Each utility should develop guidelines for maintaining contingency funds for use in the event of emergencies, natural disasters, unforeseen failures and unexpected events. A catastrophic event can seriously hamper the utility’s ability to provide service to its customers and seriously impact its financial condition. The vulnerability assessment and emergency response plan discussed in Chapter 4 will identify those potential areas where emergencies might occur and the potential cost of same. Certain reserve funds, equipment inventories parts and contracts for services can be arranged for the most common problems. An analysis of past budgets will indicate the likelihood of large, unanticipated expenses with time. This can be used as a guide for the utility for budgeting a contingency amount in the annual budget. Having a contingency amount in the budget will permit the utility to fund such emergencies without having to amend the budget each time a problem occurs. If the money is not spent, it can be re-appropriated in following years. However, no utility can bank enough funds for every emergency. For large cost items, a line of credit through a local bank would be prudent.
Fund balances are those monies not encumbered for other purposes.
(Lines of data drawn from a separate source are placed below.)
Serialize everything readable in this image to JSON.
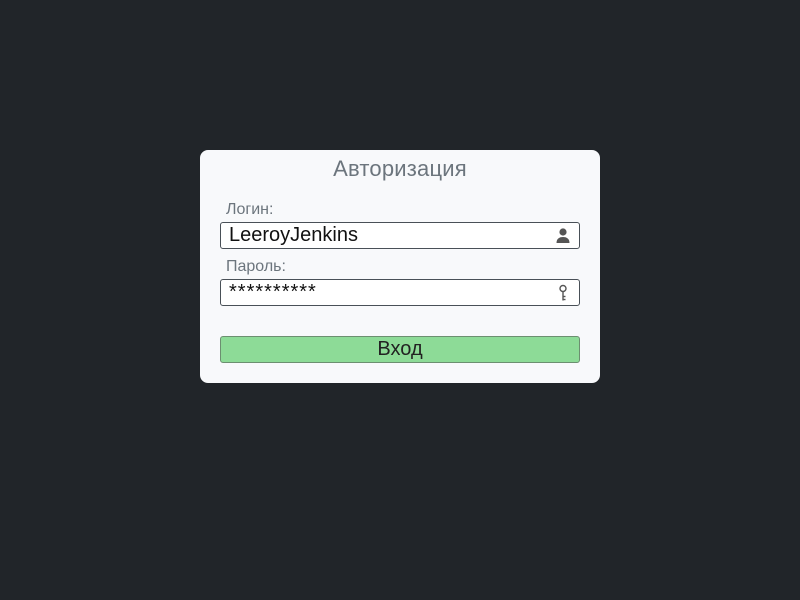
{
  "form": {
    "title": "Авторизация",
    "login": {
      "label": "Логин:",
      "value": "LeeroyJenkins",
      "icon": "user-icon"
    },
    "password": {
      "label": "Пароль:",
      "value": "**********",
      "icon": "key-icon"
    },
    "submit_label": "Вход"
  },
  "colors": {
    "background": "#212529",
    "card": "#f8f9fb",
    "button": "#8ddb97",
    "label_text": "#6c757d"
  }
}
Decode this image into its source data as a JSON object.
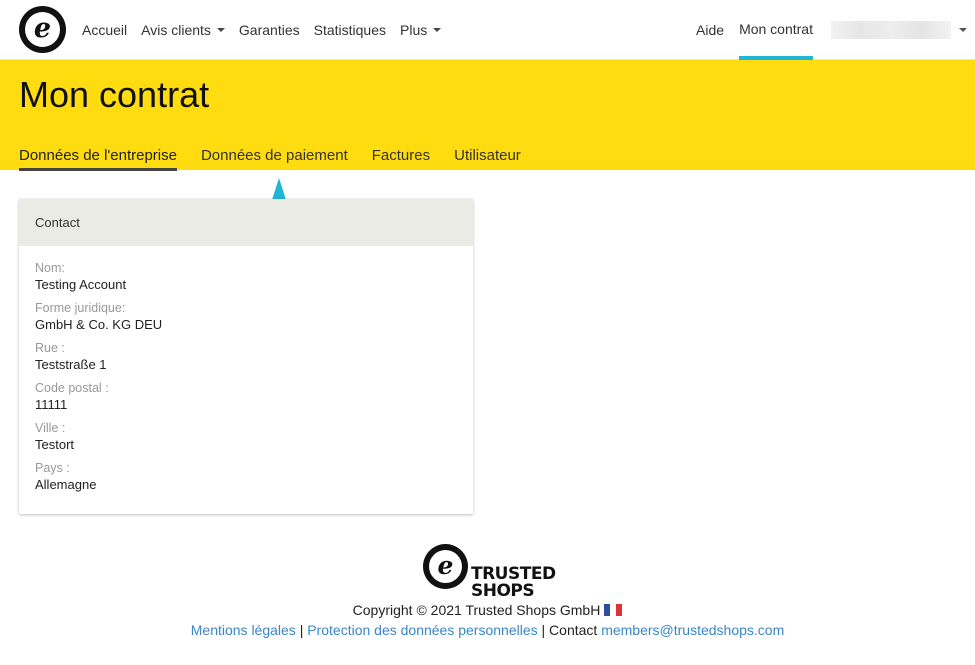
{
  "nav": {
    "logo_glyph": "e",
    "left_items": [
      {
        "label": "Accueil",
        "has_caret": false
      },
      {
        "label": "Avis clients",
        "has_caret": true
      },
      {
        "label": "Garanties",
        "has_caret": false
      },
      {
        "label": "Statistiques",
        "has_caret": false
      },
      {
        "label": "Plus",
        "has_caret": true
      }
    ],
    "help_label": "Aide",
    "contract_label": "Mon contrat",
    "accent_color": "#1fb6d5"
  },
  "header": {
    "title": "Mon contrat",
    "background_color": "#ffdc0f",
    "tabs": [
      {
        "label": "Données de l'entreprise",
        "active": true
      },
      {
        "label": "Données de paiement",
        "active": false
      },
      {
        "label": "Factures",
        "active": false
      },
      {
        "label": "Utilisateur",
        "active": false
      }
    ]
  },
  "annotation": {
    "icon": "arrow-up-icon",
    "color": "#1fb6d5"
  },
  "card": {
    "title": "Contact",
    "fields": [
      {
        "label": "Nom:",
        "value": "Testing Account"
      },
      {
        "label": "Forme juridique:",
        "value": "GmbH & Co. KG DEU"
      },
      {
        "label": "Rue :",
        "value": "Teststraße 1"
      },
      {
        "label": "Code postal :",
        "value": "11111"
      },
      {
        "label": "Ville :",
        "value": "Testort"
      },
      {
        "label": "Pays :",
        "value": "Allemagne"
      }
    ]
  },
  "footer": {
    "logo_glyph": "e",
    "logo_word_1": "TRUSTED",
    "logo_word_2": "SHOPS",
    "copyright": "Copyright © 2021 Trusted Shops GmbH",
    "flag_icon": "france-flag-icon",
    "link_legal": "Mentions légales",
    "sep_1": " | ",
    "link_privacy": "Protection des données personnelles",
    "sep_2": " | ",
    "contact_label": "Contact",
    "contact_email": "members@trustedshops.com",
    "link_color": "#3a86c8"
  }
}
Utilities maintain fund balances to cover those potentially volatile expenses like power, chemicals, unexpected overtime costs, and emergencies. When significant amounts of fund balance are collected over a period of years, they can be appropriated for capital projects. Fund balance should not be budgeted to balance operations expenses unless some unforeseen revenue shortfall occurs. Fund balance should be invested to earn interest, which is an added revenue for the utility. The appropriate level of fund balance should be based on the volatility of revenues, the variability of expenses, the need to replenish debt, rate stabilization and unreserved fund balance funds.
Unreserved Fund Balance
Unreserved fund balances are separated from reserve funds as they provide a different opportunity. Revenues will generally lag expenditures simply because utilities bill their customers after they have received service. As a result, the utility must have an unreserved fund balance to meet this discrepancy. GFOA recommends that the unreserved fund balance be a minimum of 15 percent of the annual user fee revenues. A month and a half to three months of revenues are other suggestions depending on the frequency of billing. If the unreserved fund balance falls below the policy level, a mechanism should exist to restore this amount. Figure 14.3 shows the total and unreserved fund balance. Table 14.4 shows typical fund balance policy components. Unreserved fund balance monies should be highly liquid investments.
Utilities intending to issue debt are advised to develop a debt policy. The Governmental Finance Officers Association (GFOA) recommends that a debt policy should address the following:
Repair and Replacement Policies
Utilities intending to limit the issuance of debt are advised to develop a repair and replacement policy. The concept is to create an ongoing fund for which monies are deposited, and allocated for capital construction – new water mains, treatment facilities, sewer lines, etc. The amount may vary by how big the utility is, how old current assets are and growth pressures. It is important with growth, that impact fees be considered.
Create financial policies that best fix your need. We do not believe in excessive rules, or guidelines – simple is better and usually more effective. Let us know how we can help. Some examples – for larger utilities, are located in the tabs below.
Service, Innovation, Expertise
Connect with Us